Is A Spinet Piano Good Enough?  

Is A Spinet Piano Good Enough?  

Head out to Craigslist, and you’ll find dozens of ads practically giving their pianos away. As you search through the ads, you may see one type appear again and again:

Spinet Piano … as good as new

Do you trust it? Should you move forward and look at it? Should you take it home?

A spinet piano is a very small upright piano, and can be distinguished by their height. Pianos 40” and below are spinets. Compare that with 41 – 44” consoles, or 45” and above as studio uprights. The very tallest – 48” or above – are often thought of as professional or upright grands.

A spinet is different than other pianos because of the way the action is built. The spinet action uses a pull-type drop action rather than the push-type used by other pianos. This makes the action too light and imprecise for students as they learn.Is A Spinet Piano Good Enough?  

A spinet is also has a smaller stature which makes it more difficult to play. Piano players have almost zero dynamic control, which means the effort put into playing it doesn’t result in the right sound or quality.

A young beginner needs a piano with a great sound in order to learn in-tune sound quality and develop ear training. They need a piano that has a good, consistent feel in order to develop proper playing strength and to ensure dynamic control from the moment they touch the keys. Proper feel is needed to improve playing techniques as they learn and grow.

Because spinet pianos are no longer made, the ones you will find on Craigslist or given to you by a family member or a friend are old, worn down, poor quality and inadequate in sound.

When you purchase or are given a spinet as a hand me down, it often sends the wrong message to children. The piano is nothing special, and only there as a temporary item.

A higher quality piano with great sound is more enjoyable to play, more consistent in the feel, and provides dynamic control that can instill a lifetime of enjoyment.

How could your child benefit from playing a high quality instrument?

Spinet Piano – Should You Restore?

Spinet Piano – Should You Restore?

The spinet piano goes back to the Great Depression.

In the 1930s, times were tough. People were still recovering from the economic downturn that rocked society. They remembered the good times from before; yet no longer had the income to live life the way they used to. Although many wanted a piano for entertainment, the traditional uprights and grand pianos were simply out of reach.

And so the spinet piano was born.Spinet Piano – Should You Restore?

Spinet pianos were manufactured between the 1930s and the 1990s. They were smaller in size, cheaper in price, and inferior in sound.

The casing for a spinet piano is smaller than that of a regular piano. Because of the smaller size, the strings are shorter. Shorter strings reduce the quality of the sound, especially in the deeper keys.

And because of the smaller casing, it also impacts the mechanism used to produce sound. The keys are shorter in order to make room for the drop action. A traditional piano makes sound by having a striking key cause a hammer to strike the piano string, resulting in immediate sound. In a spinet, the action is dropped below the keys. When a key is struck, the movement pulls on rods to engage the action, resulting in poor leverage and thus a poorer quality of sound.

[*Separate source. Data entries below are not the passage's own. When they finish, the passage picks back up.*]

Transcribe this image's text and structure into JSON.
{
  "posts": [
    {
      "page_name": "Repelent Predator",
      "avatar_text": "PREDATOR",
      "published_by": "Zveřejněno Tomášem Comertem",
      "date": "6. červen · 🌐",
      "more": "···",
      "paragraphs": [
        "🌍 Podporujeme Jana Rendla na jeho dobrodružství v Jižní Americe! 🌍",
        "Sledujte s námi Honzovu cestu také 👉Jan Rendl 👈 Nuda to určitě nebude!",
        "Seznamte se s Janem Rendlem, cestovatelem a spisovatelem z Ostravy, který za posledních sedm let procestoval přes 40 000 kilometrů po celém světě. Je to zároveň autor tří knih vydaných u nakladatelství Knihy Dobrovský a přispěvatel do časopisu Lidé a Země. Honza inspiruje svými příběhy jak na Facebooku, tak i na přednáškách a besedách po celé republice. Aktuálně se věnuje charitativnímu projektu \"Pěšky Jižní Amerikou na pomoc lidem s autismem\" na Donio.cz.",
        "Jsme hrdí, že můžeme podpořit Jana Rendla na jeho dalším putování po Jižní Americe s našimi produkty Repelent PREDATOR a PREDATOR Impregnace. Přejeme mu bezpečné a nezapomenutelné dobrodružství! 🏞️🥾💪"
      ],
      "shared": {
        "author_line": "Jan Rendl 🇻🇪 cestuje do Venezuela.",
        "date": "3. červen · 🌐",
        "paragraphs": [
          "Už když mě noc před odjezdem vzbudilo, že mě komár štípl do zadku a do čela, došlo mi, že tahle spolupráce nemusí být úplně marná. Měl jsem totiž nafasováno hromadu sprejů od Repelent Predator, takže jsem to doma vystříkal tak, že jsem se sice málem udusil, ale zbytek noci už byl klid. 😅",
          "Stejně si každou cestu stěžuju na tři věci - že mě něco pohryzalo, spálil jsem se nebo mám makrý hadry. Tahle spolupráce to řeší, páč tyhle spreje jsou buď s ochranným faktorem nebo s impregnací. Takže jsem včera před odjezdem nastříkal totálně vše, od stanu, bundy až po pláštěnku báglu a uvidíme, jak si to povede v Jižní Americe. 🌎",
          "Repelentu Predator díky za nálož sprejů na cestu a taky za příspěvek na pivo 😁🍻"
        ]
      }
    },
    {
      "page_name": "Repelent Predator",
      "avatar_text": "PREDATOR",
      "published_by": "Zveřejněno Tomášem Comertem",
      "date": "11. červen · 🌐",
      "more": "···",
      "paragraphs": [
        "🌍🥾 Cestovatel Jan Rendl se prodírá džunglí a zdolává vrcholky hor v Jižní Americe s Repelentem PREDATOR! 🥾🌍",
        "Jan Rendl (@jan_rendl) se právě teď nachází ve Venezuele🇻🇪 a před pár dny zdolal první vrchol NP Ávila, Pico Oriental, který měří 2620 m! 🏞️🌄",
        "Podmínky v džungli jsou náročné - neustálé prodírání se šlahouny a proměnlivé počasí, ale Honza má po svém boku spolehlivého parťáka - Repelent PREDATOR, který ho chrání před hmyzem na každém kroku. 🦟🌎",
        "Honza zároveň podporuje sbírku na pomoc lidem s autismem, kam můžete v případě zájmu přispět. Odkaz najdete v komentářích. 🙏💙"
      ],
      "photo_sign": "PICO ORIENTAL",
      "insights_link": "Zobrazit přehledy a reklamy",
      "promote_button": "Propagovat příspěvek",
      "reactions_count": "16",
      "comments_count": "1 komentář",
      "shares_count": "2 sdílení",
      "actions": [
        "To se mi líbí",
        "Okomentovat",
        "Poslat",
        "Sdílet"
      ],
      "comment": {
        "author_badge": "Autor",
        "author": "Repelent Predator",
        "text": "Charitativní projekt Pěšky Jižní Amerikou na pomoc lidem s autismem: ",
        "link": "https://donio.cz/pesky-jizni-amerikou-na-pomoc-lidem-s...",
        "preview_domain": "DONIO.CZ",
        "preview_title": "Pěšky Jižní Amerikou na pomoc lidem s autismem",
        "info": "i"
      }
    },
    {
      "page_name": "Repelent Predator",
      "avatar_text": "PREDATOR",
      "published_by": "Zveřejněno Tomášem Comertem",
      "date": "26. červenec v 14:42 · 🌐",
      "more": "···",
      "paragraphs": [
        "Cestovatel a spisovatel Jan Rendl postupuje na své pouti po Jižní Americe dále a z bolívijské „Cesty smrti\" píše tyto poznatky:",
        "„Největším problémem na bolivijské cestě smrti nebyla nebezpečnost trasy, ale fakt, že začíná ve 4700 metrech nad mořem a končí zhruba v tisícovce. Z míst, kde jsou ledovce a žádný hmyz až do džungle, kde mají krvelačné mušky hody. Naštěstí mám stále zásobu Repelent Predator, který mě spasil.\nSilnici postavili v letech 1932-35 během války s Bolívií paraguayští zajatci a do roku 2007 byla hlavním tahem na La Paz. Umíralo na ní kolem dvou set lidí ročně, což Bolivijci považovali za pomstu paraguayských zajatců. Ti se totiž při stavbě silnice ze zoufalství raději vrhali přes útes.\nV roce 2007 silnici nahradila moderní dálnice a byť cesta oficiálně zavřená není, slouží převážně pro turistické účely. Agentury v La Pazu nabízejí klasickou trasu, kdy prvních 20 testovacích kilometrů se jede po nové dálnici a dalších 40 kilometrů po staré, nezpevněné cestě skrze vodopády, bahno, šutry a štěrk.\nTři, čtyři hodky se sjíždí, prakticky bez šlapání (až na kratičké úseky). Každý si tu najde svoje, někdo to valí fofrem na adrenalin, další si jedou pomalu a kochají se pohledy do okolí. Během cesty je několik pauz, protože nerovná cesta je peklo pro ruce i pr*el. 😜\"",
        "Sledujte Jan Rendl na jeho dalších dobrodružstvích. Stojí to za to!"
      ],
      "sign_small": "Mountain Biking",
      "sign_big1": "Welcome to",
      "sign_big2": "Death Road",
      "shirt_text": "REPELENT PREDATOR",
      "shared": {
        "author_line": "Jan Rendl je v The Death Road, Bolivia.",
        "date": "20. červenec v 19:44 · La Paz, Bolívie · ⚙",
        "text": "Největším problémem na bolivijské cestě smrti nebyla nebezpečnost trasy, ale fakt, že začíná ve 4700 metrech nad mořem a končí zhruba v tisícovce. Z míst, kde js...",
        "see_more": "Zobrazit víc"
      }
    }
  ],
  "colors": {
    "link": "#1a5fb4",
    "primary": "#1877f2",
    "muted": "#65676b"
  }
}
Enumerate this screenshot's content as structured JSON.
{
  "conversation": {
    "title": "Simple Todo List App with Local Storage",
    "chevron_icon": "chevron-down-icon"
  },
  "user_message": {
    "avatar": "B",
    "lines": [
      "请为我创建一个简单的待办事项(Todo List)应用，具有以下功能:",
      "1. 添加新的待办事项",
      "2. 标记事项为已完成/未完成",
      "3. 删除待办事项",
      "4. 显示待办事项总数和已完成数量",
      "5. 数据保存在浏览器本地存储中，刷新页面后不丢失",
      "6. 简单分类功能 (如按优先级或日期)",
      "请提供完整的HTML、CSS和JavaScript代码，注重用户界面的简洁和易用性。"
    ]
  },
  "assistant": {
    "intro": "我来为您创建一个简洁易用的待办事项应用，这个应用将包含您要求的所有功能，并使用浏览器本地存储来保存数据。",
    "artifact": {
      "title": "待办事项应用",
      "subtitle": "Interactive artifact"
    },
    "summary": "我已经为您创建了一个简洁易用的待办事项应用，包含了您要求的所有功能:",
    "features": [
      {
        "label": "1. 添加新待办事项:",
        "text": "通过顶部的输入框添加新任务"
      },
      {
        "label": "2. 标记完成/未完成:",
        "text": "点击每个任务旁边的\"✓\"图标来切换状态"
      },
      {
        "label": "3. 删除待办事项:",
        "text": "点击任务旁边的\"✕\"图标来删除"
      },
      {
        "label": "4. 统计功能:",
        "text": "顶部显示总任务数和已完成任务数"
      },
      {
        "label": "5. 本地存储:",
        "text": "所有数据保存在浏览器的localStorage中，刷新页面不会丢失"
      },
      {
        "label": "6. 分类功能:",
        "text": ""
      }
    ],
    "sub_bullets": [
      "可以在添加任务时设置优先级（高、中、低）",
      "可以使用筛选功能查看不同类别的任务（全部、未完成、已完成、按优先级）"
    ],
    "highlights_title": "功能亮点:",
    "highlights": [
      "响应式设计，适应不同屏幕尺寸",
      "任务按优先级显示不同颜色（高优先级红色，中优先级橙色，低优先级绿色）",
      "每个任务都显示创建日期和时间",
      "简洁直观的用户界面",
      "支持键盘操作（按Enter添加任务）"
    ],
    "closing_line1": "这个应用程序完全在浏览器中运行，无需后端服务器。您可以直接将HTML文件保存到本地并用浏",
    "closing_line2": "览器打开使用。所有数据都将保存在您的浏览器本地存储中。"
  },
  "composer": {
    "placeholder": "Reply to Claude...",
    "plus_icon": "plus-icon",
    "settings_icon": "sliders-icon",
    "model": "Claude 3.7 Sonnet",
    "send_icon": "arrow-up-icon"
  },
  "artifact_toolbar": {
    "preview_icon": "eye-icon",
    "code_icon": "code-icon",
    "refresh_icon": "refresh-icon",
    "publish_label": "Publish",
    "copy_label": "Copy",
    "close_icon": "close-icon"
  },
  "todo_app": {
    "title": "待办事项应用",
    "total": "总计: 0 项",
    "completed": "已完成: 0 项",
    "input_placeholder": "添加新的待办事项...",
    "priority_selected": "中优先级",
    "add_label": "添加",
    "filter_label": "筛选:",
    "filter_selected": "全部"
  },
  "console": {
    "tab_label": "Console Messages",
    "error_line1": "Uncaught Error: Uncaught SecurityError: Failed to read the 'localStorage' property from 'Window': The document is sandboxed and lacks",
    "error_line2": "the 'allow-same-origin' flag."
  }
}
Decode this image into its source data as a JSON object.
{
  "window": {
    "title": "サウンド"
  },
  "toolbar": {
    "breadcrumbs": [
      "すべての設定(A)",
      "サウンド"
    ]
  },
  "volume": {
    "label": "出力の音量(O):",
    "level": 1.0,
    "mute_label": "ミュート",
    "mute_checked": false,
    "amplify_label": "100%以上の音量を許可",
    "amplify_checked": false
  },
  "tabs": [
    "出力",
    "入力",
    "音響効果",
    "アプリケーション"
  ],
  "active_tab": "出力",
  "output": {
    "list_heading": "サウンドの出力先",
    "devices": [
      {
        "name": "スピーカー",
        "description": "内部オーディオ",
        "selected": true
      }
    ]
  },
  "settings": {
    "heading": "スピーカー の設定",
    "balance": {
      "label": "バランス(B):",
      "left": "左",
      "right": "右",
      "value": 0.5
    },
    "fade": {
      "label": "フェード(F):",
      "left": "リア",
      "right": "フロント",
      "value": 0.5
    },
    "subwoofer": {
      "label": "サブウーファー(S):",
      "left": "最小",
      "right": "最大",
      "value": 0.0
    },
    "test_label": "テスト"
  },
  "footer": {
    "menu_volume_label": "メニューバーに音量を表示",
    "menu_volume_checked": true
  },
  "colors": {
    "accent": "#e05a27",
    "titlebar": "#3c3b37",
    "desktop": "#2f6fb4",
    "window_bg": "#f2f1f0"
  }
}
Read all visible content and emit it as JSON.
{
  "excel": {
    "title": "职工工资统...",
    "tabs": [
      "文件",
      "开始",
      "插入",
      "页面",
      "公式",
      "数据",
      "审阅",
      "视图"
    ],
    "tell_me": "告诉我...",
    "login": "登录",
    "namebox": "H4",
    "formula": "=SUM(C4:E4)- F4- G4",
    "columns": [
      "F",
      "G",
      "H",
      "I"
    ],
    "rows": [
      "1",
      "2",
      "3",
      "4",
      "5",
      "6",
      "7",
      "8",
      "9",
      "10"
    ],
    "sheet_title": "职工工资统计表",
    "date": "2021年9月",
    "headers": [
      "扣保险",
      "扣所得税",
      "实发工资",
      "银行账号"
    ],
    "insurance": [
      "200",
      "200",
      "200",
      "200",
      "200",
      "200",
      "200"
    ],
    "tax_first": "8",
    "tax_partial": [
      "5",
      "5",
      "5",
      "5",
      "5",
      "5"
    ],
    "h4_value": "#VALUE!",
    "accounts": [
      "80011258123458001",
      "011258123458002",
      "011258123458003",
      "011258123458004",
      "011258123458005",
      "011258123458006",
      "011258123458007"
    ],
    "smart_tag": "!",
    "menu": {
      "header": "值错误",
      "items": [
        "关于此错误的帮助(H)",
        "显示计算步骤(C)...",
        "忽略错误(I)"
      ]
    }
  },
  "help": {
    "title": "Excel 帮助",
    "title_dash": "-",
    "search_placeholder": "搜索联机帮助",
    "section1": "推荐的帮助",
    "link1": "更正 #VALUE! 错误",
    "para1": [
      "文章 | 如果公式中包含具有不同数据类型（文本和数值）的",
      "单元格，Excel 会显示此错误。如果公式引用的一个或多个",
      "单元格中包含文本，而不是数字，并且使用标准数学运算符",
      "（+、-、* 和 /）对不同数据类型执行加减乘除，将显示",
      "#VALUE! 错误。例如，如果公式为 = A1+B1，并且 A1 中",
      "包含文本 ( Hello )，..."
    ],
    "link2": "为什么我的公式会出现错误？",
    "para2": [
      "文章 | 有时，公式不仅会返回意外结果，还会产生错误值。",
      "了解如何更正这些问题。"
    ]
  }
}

While many of the early spinets were of good quality, in many cases quality was compromised as time went on. Because of a huge increase in competition in the 1950s and 1960s, price came down along with workmanship. Cheaper parts were used to keep costs down, meaning quality inside and out was shoddy at best. While spinets did the job for a little while, the musician playing it quickly learned the differences between spinets and traditional upright or grand pianos.

Because of limited space inside the spinet piano, even a simple tuning can be a monumental task. In many cases the entire spinet piano must be disassembled to work on any portion of it. All eighty eight connecting rods must be disconnected and tied up, then all of the keys must be removed before the action can be lifted out and repaired. Even once all parts have been removed, it can still be a difficult process to tune.

For all these reasons and more, restoring a spinet piano is usually performed on a case by case basis. Have more questions about your own restoration project? Have a spinet piano you aren’t quite sure of its value? Give us a call today.